PSA (prostate specific antigen)

Having a PSA blood test either with a GP or specialist can provoke stress and anxiety. Men have a PSA either because they have lower urinary tract symptoms (LUTS), are thought to have an enlarged prostate due to benign prostatic hyperplasia (BPH), or have concerns about prostate cancer. 
PSA is a protein produced by the prostate that is released into the blood stream and is measured with a blood test. A normal PSA does not exclude prostate cancer and a raised PSA can be for a variety of reasons including a large prostate (BPH), an inflamed prostate (prostatitis), a urinary tract infection or prostate cancer.
A raised PSA, or a normal PSA with an abnormal feeling prostate needs investigating with an MRI scan and prostate biopsies under local anaesthetic. Small samples of the prostate can be sent for pathological analysis and can be taken with the aid of an ultrasound probe in the rectum. It is usual to take 12 core biopsies.
If these biopsies are inconclusive then a more detailed set of prostatic biopsies can be taken under a short general anaesthetic via the perineum (skin between base of scrotum and rectum). These are called template mapping biopsies.
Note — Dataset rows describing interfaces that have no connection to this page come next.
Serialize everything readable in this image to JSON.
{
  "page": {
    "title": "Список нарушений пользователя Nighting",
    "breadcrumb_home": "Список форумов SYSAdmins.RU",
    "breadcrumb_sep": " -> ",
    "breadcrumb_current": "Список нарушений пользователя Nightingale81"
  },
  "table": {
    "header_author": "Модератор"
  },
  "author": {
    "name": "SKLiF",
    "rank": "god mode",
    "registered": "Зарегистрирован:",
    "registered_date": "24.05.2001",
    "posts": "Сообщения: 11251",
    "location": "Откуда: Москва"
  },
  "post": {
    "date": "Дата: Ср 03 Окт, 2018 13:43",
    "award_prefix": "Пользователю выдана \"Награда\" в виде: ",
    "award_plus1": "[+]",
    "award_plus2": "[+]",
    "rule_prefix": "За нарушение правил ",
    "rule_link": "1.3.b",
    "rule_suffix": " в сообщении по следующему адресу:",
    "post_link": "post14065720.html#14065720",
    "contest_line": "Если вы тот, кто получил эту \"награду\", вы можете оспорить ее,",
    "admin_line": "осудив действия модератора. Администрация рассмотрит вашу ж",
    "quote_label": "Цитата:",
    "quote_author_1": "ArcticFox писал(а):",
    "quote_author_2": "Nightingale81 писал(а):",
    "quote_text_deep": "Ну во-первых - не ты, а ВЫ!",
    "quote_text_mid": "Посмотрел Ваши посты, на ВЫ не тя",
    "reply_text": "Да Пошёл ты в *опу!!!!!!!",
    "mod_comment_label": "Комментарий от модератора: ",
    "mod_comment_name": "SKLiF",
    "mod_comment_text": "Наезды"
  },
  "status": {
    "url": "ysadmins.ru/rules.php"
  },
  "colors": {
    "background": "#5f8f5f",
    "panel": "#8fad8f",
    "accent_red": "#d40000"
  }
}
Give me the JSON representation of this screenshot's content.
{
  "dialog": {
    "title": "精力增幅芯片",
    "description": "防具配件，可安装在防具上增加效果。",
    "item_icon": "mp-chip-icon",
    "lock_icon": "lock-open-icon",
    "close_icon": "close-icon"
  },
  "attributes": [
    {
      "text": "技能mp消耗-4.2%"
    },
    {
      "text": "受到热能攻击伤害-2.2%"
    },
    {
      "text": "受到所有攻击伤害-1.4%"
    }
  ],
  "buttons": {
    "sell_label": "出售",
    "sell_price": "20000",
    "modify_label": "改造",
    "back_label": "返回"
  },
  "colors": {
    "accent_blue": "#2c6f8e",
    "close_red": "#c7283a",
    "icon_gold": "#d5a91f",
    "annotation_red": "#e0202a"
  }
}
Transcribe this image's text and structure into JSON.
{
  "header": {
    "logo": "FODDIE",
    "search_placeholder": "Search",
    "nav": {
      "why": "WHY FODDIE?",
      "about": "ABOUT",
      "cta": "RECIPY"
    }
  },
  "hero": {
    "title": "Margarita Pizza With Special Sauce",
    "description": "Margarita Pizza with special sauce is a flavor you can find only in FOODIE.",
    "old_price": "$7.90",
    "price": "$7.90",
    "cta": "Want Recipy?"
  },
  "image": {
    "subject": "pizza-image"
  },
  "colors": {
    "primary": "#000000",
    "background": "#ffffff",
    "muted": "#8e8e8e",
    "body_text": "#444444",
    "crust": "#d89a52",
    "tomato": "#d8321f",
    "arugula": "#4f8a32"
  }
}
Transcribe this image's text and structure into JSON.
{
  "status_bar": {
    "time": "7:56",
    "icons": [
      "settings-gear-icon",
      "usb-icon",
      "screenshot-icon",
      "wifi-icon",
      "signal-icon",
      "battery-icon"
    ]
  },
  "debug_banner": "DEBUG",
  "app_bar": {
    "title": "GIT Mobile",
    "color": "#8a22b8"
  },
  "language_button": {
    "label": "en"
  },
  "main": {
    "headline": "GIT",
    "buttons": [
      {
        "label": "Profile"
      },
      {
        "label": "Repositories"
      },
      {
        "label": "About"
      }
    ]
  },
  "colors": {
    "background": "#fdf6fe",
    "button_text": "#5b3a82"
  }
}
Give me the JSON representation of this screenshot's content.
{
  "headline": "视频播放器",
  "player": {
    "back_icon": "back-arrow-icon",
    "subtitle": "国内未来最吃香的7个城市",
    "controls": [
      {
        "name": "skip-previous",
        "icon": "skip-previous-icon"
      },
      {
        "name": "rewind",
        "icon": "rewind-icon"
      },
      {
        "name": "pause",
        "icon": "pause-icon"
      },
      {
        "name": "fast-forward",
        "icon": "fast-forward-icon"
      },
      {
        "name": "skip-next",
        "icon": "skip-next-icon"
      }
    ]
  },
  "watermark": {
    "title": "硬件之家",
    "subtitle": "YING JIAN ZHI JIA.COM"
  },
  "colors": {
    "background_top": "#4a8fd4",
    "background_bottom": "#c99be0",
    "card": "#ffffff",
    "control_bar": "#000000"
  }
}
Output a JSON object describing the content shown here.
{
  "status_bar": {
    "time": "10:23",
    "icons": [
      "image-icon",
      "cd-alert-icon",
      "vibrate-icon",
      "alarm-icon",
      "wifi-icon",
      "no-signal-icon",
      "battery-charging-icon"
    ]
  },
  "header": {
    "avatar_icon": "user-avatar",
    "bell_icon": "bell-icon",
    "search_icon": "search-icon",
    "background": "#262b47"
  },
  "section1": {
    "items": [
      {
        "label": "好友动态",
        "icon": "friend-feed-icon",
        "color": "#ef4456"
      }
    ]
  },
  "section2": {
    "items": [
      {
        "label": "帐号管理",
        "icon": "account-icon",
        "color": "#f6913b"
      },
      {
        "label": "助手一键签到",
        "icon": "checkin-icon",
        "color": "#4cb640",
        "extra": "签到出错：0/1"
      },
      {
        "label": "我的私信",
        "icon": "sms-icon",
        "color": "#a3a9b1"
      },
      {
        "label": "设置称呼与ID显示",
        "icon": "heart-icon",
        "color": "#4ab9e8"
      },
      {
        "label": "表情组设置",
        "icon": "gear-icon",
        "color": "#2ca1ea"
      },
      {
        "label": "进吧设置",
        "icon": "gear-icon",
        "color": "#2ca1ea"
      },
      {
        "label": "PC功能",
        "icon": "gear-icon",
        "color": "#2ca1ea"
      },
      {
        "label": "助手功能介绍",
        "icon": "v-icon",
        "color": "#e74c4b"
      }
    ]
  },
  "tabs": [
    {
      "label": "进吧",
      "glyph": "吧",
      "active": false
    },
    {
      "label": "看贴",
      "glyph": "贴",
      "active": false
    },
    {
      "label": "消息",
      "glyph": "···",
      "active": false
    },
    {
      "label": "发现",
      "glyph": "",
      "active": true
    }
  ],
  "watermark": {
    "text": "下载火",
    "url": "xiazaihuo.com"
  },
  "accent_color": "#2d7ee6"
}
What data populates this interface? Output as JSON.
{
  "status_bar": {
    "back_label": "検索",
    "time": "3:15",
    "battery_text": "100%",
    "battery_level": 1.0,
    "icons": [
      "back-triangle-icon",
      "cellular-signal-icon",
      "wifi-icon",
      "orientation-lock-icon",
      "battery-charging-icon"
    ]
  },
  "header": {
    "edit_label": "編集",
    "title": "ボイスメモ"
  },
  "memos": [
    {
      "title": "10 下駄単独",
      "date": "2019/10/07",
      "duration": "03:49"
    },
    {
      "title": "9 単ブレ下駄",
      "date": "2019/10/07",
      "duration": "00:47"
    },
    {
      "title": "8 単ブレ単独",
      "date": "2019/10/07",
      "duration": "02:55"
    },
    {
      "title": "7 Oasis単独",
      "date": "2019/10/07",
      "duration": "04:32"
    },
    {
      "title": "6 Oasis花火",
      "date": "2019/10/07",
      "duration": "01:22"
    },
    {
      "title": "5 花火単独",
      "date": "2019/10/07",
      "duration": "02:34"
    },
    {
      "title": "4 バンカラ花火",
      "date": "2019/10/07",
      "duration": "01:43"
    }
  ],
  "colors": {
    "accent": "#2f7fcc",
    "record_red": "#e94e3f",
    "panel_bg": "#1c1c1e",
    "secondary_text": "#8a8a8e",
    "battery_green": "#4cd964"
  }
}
It is usual to take 24 biopsies and any abnormalities can be precisely mapped to a specific area of the prostate for treatment. The chance of missing a significant prostate cancer with template biopsies is very low. 
Subpages (1): Prostate cancer